*PROBLEM TO WORK ON*
Output the entries that follow character for character. Leave every image out.

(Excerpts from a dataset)
* * *
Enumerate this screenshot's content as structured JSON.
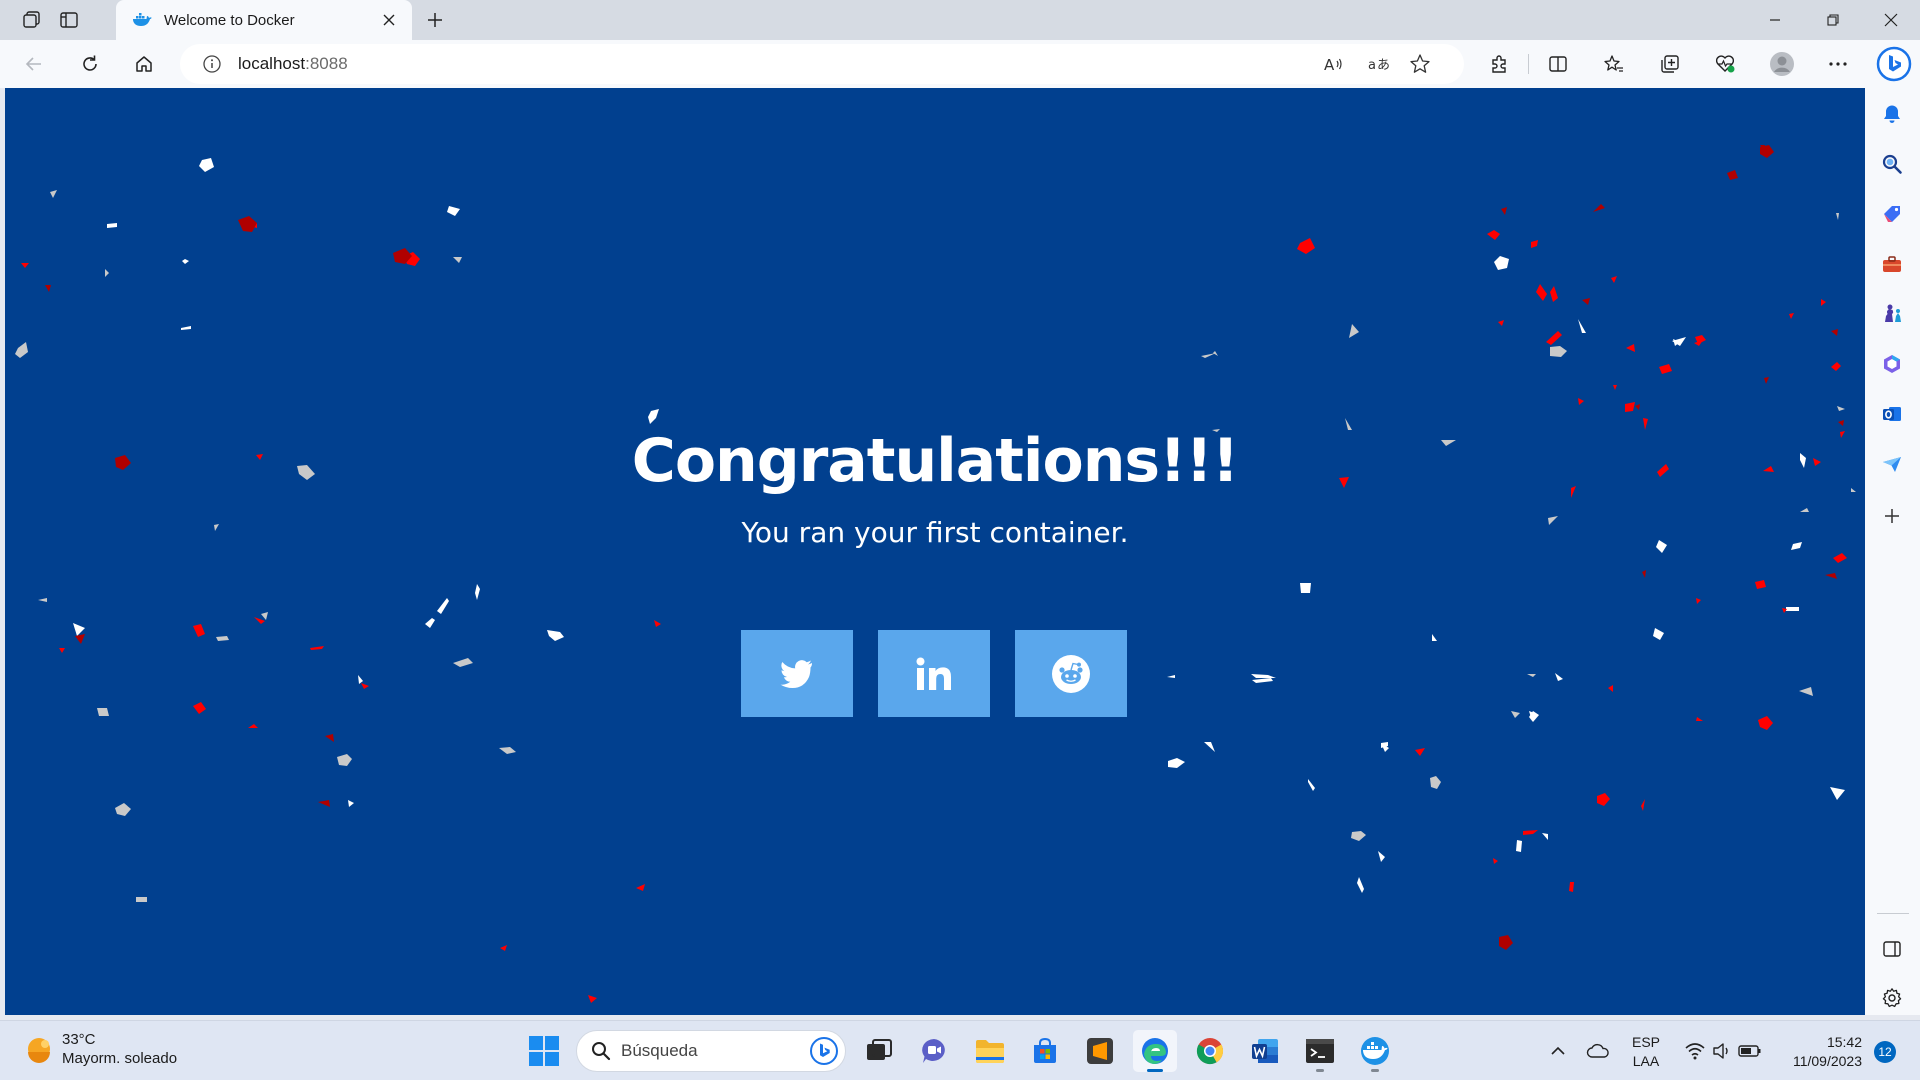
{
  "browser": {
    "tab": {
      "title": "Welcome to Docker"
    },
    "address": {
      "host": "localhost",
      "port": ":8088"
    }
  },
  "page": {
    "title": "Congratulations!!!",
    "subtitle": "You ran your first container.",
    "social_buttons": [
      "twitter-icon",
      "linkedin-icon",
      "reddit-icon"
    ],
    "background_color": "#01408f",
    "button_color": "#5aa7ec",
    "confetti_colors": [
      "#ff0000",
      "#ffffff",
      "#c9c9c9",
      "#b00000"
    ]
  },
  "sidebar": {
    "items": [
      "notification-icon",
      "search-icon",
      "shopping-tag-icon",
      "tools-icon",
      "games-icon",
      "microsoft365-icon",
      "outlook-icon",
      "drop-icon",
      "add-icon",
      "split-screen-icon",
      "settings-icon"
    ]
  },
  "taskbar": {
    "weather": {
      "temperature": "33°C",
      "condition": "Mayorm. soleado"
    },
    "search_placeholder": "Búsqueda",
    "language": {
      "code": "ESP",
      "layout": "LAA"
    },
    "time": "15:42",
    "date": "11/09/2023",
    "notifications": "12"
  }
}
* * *
*FINAL ANSWER*
Enumerate this screenshot's content as structured JSON.
{
  "browser": {
    "tab": {
      "title": "Welcome to Docker"
    },
    "address": {
      "host": "localhost",
      "port": ":8088"
    }
  },
  "page": {
    "title": "Congratulations!!!",
    "subtitle": "You ran your first container.",
    "social_buttons": [
      "twitter-icon",
      "linkedin-icon",
      "reddit-icon"
    ],
    "background_color": "#01408f",
    "button_color": "#5aa7ec",
    "confetti_colors": [
      "#ff0000",
      "#ffffff",
      "#c9c9c9",
      "#b00000"
    ]
  },
  "sidebar": {
    "items": [
      "notification-icon",
      "search-icon",
      "shopping-tag-icon",
      "tools-icon",
      "games-icon",
      "microsoft365-icon",
      "outlook-icon",
      "drop-icon",
      "add-icon",
      "split-screen-icon",
      "settings-icon"
    ]
  },
  "taskbar": {
    "weather": {
      "temperature": "33°C",
      "condition": "Mayorm. soleado"
    },
    "search_placeholder": "Búsqueda",
    "language": {
      "code": "ESP",
      "layout": "LAA"
    },
    "time": "15:42",
    "date": "11/09/2023",
    "notifications": "12"
  }
}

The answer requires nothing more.